Italian Sausage with Fennel, Peppers, and Onions

Here is another “wicked good” one!  I served this with the recently posted Mashed Potato Casserole and it was just an amazing combination of flavors, both within each recipe and among the two. Talk about comfort food with a complex flair!

And, just a reminder – I don’t have tons of time to post, never mind proofread, so please forgive typos and grammar errors – but feel free to point them out to me, also.  Thanks!

I made the recipe exactly as presented.  Here it is, followed by more discussion by me.  🙂

Italian Sausage with Fennel, Peppers, and Onions Gourmet | April 2008
by Melissa Roberts
The fennel bulb we’ve added to this Little Italy combo is a natural complement to the fennel seeds in the sausage.
Yield: Makes 4 servings
Active Time: 15 min
Total Time: 40 min

4 Italian frying peppers (Cubanelle) cut into 2-inch pieces
1 large fennel bulb, bulb quartered, then cut into 2-inch-wide pieces and 1/4 cup fronds coarsely chopped (discard stalks)
1 large onion, quartered and cut into 2-inch pieces
1 1/2 pound hot or sweet Italian sausage links, halved crosswise
1/4 cup olive oil

Preheat broiler.
Toss together all ingredients except fennel fronds with 1/2 teaspoon salt in a large shallow baking pan. Broil 4 inches from heat until sausage is browned and vegetables begin to soften, about 10 minutes. Turn over and stir, then broil until sausage is just cooked through and vegetables are softened, 8 to 10 minutes more. Serve sprinkled with fennel fronds.


I believe I mentioned in my previous post that I made this because I had fennel in my fridge that I had bought the week before.  I now remember why I had fennel in my fridge.  While I don’t remember what recipe I was going to try, I know it called for a bulb of fennel.  I went to Farm Land, which is my favorite grocery store,  and found….a bulb of what was called “anise.”  Hmmm, I said to myself, is it the same thing?  I bought it, but then got sidetracked and didn’t research fennel and anise until this week.  Turns out that the plant that is officially known as anise is used only for its seeds, whereas the names fennel and anise are used interchangeably when referring to the fresh bulb of what is actually fennel.  SO, if it looks like this, it is what you want, providing you are looking for fresh fennel!

Fresh fennel, aka "anise" or "sweet anise"
Fresh fennel, aka "anise" or "sweet anise"

This recipe asked for the bulb and fronds, only.  Save the stems and munch on them like a stick of celery  for a tasty snack.  I am munching on a stalk as I write this.  Very refreshing.
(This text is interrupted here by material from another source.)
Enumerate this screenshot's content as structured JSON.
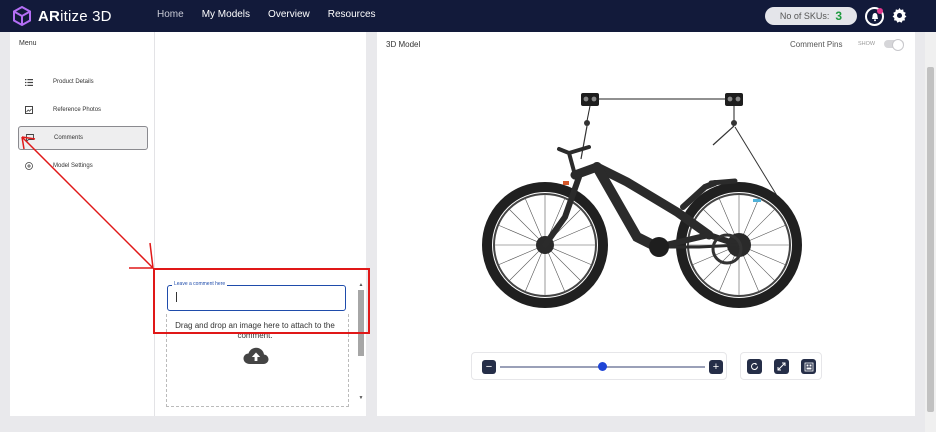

chopped fennel bulb and fronds
chopped fennel bulb and fronds

This recipe calls for another ingredient with which I was not really familiar, although it turns out I have been seeing them for years at, you guessed it, Farm Land!  Cubanelle peppers are long and thin like chili peppers, but are mild in flavor, considered to be a sweet pepper.  To me, the flavor is lighter yet also more intense than bell peppers.  Does that make sense?  Hmmm.  I’ll have to buy some more and think about it.  Anyway, I forgot to take a picture of them whole, but here there are chopped and ready to go into the dish:
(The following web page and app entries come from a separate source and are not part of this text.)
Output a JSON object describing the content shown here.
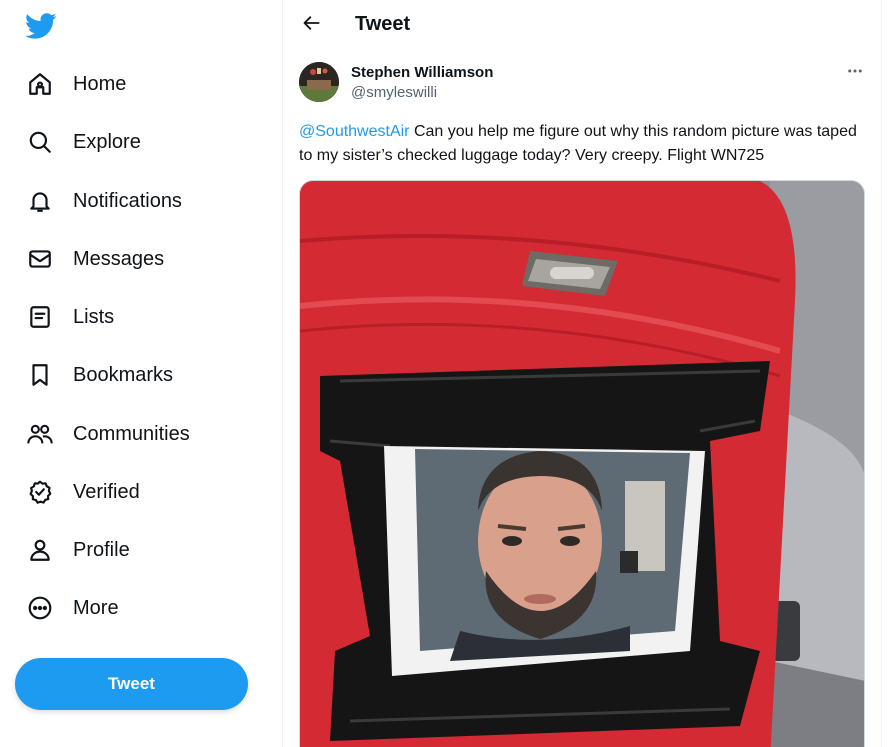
{
  "nav": {
    "items": [
      {
        "label": "Home",
        "icon": "home-icon"
      },
      {
        "label": "Explore",
        "icon": "search-icon"
      },
      {
        "label": "Notifications",
        "icon": "bell-icon"
      },
      {
        "label": "Messages",
        "icon": "envelope-icon"
      },
      {
        "label": "Lists",
        "icon": "list-icon"
      },
      {
        "label": "Bookmarks",
        "icon": "bookmark-icon"
      },
      {
        "label": "Communities",
        "icon": "people-icon"
      },
      {
        "label": "Verified",
        "icon": "verified-icon"
      },
      {
        "label": "Profile",
        "icon": "person-icon"
      },
      {
        "label": "More",
        "icon": "more-circle-icon"
      }
    ],
    "tweet_button": "Tweet"
  },
  "header": {
    "title": "Tweet"
  },
  "tweet": {
    "author_name": "Stephen Williamson",
    "author_handle": "@smyleswilli",
    "mention": "@SouthwestAir",
    "text": " Can you help me figure out why this random picture was taped to my sister’s checked luggage today? Very creepy. Flight WN725"
  },
  "colors": {
    "accent": "#1d9bf0",
    "text": "#0f1419",
    "muted": "#536471",
    "luggage": "#d42a34"
  }
}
Cubenelle peppers
Cubenelle peppers

Along with cutting up the onion (I used 1 and 1/2 of regular size rather than one large), I used 2 sweet and 4 hot Italian sausages from Farm Land.  The total of 6 came, conveniently, to the 1.5 pounds called for in the recipe.

While I would prefer to use meats from animals that have NOT gone though the typical “manufacturing process used by the bulk of our food industries, I do feel better about using sausages and ground meats from Farmland because they make/grind their own so you are not eating a mixture of meat from god knows how many cows or pigs in each bit, and don’t add lots of unnecessary ingredients.   Plus, they make really delicious sausages!

Ready for the broiler
Ready for the broiler

Once all the ingredients are chopped – just toss with the olive oil and salt and pop in the pre-heated broiler, turning one part way through, as directed.

the finished product

Then, eat.  It is really, really good!  And, it is even better when matched with those Mashed Potatoes with collards.  Just a great blend of flavors.  Both recipes and the combo are keepers at my house!

To my vegetarian readers – try this with a vegetarian sausage or maybe even with flavored tofu or tempeh and let me know how it comes out.  🙂